Say your thing. And then see what he says. He might ask “Are you breaking up with me?” and your answer might be “I don’t know” and that’s okay. You might ask him “Do you have any ideas about what we could do to fix this?” or “Do you think we could keep living together as friends but not as a couple? Because that would be my choice, I think,” and he might or might not have answers to that and those answers might change with time.
But don’t push him. Say the piece you are responsible for, which is your feelings and needs, and ask him sincerely to contribute, and then wind down the conversation until another time if it’s not going anywhere. When you have to have a serious talk with someone who is emotionally reticent, it’s very tempting to try to fill in all the gaps or do a lot of caretaking around helping them figure out their response.

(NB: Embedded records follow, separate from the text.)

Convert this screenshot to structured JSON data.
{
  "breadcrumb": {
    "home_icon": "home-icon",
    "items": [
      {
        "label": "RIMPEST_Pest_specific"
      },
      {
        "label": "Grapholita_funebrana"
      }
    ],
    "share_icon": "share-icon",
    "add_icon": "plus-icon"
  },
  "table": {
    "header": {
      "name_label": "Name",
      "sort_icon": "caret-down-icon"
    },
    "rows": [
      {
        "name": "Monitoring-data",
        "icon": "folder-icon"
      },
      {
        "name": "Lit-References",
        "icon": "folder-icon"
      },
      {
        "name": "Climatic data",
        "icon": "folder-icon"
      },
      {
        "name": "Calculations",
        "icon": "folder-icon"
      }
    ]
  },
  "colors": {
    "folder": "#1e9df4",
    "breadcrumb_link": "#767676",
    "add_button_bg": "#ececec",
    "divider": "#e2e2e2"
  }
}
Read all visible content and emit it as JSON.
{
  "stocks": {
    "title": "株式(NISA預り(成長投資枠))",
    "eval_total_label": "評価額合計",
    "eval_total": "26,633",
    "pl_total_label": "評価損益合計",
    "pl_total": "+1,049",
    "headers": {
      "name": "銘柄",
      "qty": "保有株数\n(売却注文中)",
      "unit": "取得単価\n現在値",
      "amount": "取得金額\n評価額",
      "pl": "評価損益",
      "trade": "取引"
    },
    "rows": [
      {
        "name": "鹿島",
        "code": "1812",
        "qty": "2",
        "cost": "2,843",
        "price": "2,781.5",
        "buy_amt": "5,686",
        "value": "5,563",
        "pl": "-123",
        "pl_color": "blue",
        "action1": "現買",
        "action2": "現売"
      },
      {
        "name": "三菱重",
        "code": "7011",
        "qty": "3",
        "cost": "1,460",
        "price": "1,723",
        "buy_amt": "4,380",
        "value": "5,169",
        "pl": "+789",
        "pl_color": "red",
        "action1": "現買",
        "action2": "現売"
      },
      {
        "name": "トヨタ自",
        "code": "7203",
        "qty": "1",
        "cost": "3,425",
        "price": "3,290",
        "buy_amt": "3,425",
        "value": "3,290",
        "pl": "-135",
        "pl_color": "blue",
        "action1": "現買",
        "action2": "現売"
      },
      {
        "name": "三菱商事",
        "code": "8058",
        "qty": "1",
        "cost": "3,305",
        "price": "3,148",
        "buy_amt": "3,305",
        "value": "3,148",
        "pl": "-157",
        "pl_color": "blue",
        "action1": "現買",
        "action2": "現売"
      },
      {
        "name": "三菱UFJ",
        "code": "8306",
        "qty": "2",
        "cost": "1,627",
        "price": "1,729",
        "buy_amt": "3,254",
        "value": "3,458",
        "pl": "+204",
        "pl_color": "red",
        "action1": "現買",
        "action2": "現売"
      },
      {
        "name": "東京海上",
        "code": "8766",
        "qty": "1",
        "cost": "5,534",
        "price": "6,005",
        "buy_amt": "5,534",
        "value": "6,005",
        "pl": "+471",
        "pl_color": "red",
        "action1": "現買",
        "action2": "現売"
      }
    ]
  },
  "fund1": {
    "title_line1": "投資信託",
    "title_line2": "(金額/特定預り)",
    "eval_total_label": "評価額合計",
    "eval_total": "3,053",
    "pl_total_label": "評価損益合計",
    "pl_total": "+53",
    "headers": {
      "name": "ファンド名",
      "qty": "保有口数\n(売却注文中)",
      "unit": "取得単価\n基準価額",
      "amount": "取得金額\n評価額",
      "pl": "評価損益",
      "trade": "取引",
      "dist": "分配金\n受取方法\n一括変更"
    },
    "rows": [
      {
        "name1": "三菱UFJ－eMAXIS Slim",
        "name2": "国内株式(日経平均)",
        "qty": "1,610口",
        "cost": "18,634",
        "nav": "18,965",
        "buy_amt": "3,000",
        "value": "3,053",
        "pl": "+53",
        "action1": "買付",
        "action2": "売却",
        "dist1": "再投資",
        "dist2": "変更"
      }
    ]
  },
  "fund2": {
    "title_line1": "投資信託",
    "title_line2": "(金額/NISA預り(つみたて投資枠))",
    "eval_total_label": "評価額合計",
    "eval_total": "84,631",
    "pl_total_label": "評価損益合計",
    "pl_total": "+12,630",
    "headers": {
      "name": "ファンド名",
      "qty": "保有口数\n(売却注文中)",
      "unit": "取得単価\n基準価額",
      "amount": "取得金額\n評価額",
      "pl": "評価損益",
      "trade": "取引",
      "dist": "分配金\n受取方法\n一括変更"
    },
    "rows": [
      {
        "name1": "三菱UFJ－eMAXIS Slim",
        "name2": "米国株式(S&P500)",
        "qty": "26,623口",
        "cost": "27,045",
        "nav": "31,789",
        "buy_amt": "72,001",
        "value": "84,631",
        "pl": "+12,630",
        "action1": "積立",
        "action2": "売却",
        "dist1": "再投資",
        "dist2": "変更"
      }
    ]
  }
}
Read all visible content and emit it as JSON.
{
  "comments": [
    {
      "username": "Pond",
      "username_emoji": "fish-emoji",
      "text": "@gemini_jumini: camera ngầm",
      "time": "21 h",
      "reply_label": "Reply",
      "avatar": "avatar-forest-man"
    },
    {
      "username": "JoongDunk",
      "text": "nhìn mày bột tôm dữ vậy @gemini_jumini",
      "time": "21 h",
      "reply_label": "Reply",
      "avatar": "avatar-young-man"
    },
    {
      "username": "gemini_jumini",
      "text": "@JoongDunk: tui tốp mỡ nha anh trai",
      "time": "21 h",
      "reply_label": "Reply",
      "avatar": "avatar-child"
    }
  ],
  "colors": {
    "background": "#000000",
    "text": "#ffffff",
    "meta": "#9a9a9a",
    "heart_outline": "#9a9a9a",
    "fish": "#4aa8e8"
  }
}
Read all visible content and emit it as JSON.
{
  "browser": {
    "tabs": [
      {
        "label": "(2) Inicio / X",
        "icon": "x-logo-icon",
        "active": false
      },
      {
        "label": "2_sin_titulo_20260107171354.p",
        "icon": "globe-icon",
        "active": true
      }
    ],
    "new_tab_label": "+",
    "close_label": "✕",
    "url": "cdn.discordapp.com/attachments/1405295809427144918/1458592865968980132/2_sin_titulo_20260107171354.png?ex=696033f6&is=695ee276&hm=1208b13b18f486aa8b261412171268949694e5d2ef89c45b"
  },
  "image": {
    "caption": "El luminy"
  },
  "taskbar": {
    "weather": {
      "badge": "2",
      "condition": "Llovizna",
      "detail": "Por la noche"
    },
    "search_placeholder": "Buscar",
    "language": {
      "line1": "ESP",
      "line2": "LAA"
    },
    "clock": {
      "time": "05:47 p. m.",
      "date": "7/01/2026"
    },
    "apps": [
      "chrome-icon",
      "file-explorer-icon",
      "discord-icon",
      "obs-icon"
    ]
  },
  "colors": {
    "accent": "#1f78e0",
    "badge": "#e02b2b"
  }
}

And a situation like this, where you desperately don’t want to be the bad guy, makes that all the more tempting. I think you need to talk to him, but also to resist trying to pull a certain response out of him. Otherwise you’re having both halves of the conversation. His honest response, even if it’s uncertain/unclear/needs time to develop/is unsatisfying to you, is still the best response because it gives him agency and you information about what you need to do next. Someone who can really talk about this with you and generate possible solutions is maybe someone you can dig in and go to therapy and try out new sex things with. Someone who can’t maybe isn’t that person, and that’s okay.
If that still feels too hard and too scary, what are some baby steps you could take while you gear up to a big conversation?
- If you are feeling a bit isolated, like your partner/best friend is your only friend, could you nurture/develop some friendships outside of the relationship, and encourage him to do the same?
- Could you take a solo trip or a trip with a close friend who is not your partner and see if being away for a bit gives you perspective?
- Is it time for you to go to therapy yourself and talk this through at length with someone?
- Is it time for a medical checkup? How’s your libido when you are alone and thinking about Not Him?
- Is it time for you to pay lots of attention to saving money, in case you do have the talk and it turns out to be really disruptive? Knowing that you could rent your own place for a few months if you had to is a way to take care of yourself, and of him if it comes to that.
Put as much of a financial and emotional safety net in place as you can. But don’t delay too long. Five months is a long time to live with someone who shrinks from your touch. You’re not responsible for every single thing that he will feel or every single decision that gets made about the future. The elephant in the room, the can of worms is about to to pop open, the bandaid is hanging by a thread, the words are already on the tip of your tongue.